say, a blessed privilege," so agreeably does it divert the inind of a thought the more, and suggest that pleasant vacuity so essential to the hour of dinner. The tureen was gone, and then came one of those strange intervals which all taverns bestow, as if to test the extent of endurance and patience of their guests.
My thoughts turned at once to their old track. “I have it,” said I,as a bloodyminded suggestion shot through my brain. - This is an affair of charcoal and oxalic acid--this is some damnable device of arsenic or sugar-of-leadthese young wretches have come down here to poison themselves, and be smothered in that mede latterly introduced among us. There will be a doublelocked door and smell of carbonic gas through the key-hole in the morning.

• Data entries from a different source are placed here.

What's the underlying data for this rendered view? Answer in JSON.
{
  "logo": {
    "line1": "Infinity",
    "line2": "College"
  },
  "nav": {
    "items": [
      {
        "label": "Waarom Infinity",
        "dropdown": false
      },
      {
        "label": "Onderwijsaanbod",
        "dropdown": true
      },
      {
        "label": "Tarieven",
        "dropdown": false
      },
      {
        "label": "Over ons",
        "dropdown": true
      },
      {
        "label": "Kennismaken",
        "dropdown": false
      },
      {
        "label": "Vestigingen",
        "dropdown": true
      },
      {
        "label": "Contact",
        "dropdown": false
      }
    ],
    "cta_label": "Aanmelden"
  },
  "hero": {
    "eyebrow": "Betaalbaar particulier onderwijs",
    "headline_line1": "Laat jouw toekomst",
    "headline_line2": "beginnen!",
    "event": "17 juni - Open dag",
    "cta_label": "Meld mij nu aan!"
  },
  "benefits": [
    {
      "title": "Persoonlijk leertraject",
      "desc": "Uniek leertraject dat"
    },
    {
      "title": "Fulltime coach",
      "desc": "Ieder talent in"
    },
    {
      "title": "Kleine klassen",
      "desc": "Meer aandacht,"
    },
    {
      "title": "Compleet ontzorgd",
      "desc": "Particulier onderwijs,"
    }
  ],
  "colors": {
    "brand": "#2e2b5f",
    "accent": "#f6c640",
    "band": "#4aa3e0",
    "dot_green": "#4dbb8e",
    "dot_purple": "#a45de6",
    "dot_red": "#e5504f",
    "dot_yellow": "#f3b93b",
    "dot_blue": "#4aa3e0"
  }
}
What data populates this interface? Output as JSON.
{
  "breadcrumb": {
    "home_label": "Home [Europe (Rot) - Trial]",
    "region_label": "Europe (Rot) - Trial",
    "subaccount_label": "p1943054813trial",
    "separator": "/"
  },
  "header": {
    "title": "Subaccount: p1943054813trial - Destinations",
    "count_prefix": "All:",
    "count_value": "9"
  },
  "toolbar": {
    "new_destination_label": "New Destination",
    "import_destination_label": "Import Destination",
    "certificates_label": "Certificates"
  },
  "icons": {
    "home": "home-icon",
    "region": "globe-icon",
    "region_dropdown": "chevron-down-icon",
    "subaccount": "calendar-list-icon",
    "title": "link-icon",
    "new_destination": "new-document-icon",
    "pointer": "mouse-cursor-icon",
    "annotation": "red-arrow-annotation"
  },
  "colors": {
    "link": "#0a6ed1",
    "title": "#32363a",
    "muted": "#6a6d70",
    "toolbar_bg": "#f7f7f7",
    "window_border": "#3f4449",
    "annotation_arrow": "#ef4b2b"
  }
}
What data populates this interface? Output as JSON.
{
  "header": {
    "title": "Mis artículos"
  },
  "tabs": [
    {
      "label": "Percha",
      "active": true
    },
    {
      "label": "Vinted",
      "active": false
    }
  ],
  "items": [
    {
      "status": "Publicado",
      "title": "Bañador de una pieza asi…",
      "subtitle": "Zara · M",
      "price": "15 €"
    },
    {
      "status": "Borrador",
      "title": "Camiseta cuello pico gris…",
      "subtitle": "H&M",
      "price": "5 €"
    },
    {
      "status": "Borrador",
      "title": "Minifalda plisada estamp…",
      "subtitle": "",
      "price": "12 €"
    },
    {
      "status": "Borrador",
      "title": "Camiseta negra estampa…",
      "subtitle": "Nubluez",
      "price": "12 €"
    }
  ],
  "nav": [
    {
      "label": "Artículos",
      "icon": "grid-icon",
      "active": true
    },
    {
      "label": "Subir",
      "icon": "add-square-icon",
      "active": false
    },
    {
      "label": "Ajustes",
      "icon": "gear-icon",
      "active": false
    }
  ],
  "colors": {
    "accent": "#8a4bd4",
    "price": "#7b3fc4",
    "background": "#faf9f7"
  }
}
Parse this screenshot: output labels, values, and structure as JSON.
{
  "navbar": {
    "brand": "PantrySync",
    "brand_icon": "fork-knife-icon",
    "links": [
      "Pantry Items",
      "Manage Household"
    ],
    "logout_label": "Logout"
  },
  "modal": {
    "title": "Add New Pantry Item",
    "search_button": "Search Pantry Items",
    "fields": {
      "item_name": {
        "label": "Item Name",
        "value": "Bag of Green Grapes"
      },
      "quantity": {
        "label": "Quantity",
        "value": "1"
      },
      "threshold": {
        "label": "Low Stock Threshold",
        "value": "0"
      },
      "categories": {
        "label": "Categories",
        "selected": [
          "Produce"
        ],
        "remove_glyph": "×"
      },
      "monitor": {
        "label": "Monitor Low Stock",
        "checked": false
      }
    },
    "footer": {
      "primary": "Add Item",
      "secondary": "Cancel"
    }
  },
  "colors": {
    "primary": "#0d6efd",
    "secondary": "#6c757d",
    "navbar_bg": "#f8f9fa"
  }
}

I have it all before me, even to the maudlin letter, with its twenty-one verses of bad poetry at the foot of it. I think I hear the coroner's charge, and see the three shillings and eight pence halfpenny produced before the jury, that were found in the youth's possession, together with a small key and a bill for a
luncheon at Birmingham. By Jove, I will prevent it though; I will spoil their fun this time; if they will have płysic, let them have something just as nauseous, but not so injurious. Mv own notion is a basin of this soup
and a slice of the joint,' and here it comes;" and thus my meditations were again destined to be cut short, and reverie give way to reality.
I was just helping myself to my second slice of mutton, when the young man entered the coffee-room, and walked towards me. At first, his manner evinced hesitation and indeci. sion, and he turned to the fire-place, as if with some change of purpose, then, as if suddenly summoning his resolution, he came up to the table at which I sat, and said
“ Will you favour me with five minutes of your time?"
“ By all means," said I, “ sit down here, and I'm your man; you must excuse me, though, if I proceed with my dinner, as I see it is past six o'clock, and the packet sails at seren.'
“ Pray, proceed," replied he, "your doing so, will in part excuse the liberty I take, in obtruding myself upon you.
He paused, and although I waited for him to resume, he appeared in no humour to do so, but seemed more confused than before. “ Hang it,” said he at length, “ I
a very bungling negociator, and never, in my life, could manage a matter of any difficulty.”
“ Take a glass of sherry,” said I, “ try if that may not assist to recall your faculties."
“ No, no," cried he, “I have taken a bottle of it already, and, by Jove, I rather think my head is only the more addled. Do you know that I am in a most confounded scrape, I have run away with that young lady; we were at an evening party last-night together, and came straight away from the supper table to the train."
“ Indeed!” said I, laying down my knife and fork, not a little gratified that I was at length to learn the secret that had so long teazed me. so you have run away with her!"
“ Yes; it was no sudden thought, however-at least, it was an old attachment; I have known her these two months."
« Oh! oh!" said I; “ then, there was prudence in the affair.”